App and web page records:
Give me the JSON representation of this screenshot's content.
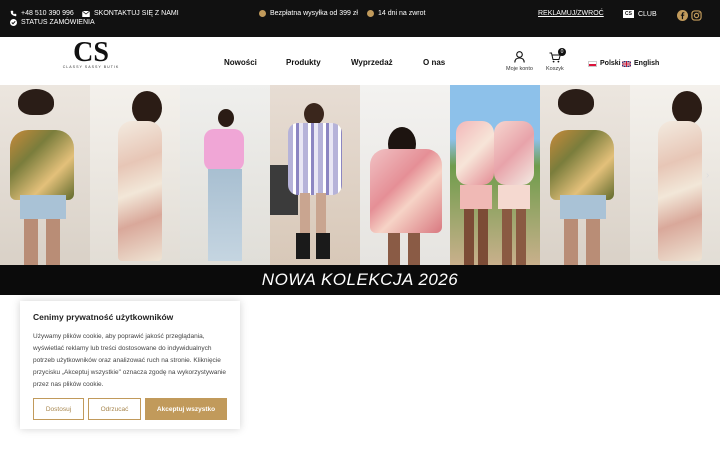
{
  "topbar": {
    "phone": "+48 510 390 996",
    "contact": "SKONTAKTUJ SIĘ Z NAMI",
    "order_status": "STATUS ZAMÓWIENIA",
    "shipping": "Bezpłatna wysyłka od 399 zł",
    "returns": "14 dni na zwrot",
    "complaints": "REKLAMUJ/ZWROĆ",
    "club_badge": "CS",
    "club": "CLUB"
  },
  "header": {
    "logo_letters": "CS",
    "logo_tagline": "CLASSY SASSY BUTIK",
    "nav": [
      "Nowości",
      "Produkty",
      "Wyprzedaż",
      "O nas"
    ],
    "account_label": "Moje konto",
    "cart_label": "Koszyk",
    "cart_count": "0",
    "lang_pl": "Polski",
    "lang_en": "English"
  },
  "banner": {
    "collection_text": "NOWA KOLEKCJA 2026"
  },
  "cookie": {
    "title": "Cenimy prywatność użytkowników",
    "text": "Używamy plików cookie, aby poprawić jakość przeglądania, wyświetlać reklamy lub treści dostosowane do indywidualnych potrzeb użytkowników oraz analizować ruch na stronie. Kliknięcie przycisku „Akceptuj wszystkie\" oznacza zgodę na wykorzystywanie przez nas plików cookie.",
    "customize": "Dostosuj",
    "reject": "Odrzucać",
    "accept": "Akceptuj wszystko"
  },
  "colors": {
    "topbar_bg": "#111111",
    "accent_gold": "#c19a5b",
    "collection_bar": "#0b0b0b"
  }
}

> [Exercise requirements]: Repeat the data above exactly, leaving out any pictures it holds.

> [Answer box]:
Give me the JSON representation of this screenshot's content.
{
  "topbar": {
    "phone": "+48 510 390 996",
    "contact": "SKONTAKTUJ SIĘ Z NAMI",
    "order_status": "STATUS ZAMÓWIENIA",
    "shipping": "Bezpłatna wysyłka od 399 zł",
    "returns": "14 dni na zwrot",
    "complaints": "REKLAMUJ/ZWROĆ",
    "club_badge": "CS",
    "club": "CLUB"
  },
  "header": {
    "logo_letters": "CS",
    "logo_tagline": "CLASSY SASSY BUTIK",
    "nav": [
      "Nowości",
      "Produkty",
      "Wyprzedaż",
      "O nas"
    ],
    "account_label": "Moje konto",
    "cart_label": "Koszyk",
    "cart_count": "0",
    "lang_pl": "Polski",
    "lang_en": "English"
  },
  "banner": {
    "collection_text": "NOWA KOLEKCJA 2026"
  },
  "cookie": {
    "title": "Cenimy prywatność użytkowników",
    "text": "Używamy plików cookie, aby poprawić jakość przeglądania, wyświetlać reklamy lub treści dostosowane do indywidualnych potrzeb użytkowników oraz analizować ruch na stronie. Kliknięcie przycisku „Akceptuj wszystkie\" oznacza zgodę na wykorzystywanie przez nas plików cookie.",
    "customize": "Dostosuj",
    "reject": "Odrzucać",
    "accept": "Akceptuj wszystko"
  },
  "colors": {
    "topbar_bg": "#111111",
    "accent_gold": "#c19a5b",
    "collection_bar": "#0b0b0b"
  }
}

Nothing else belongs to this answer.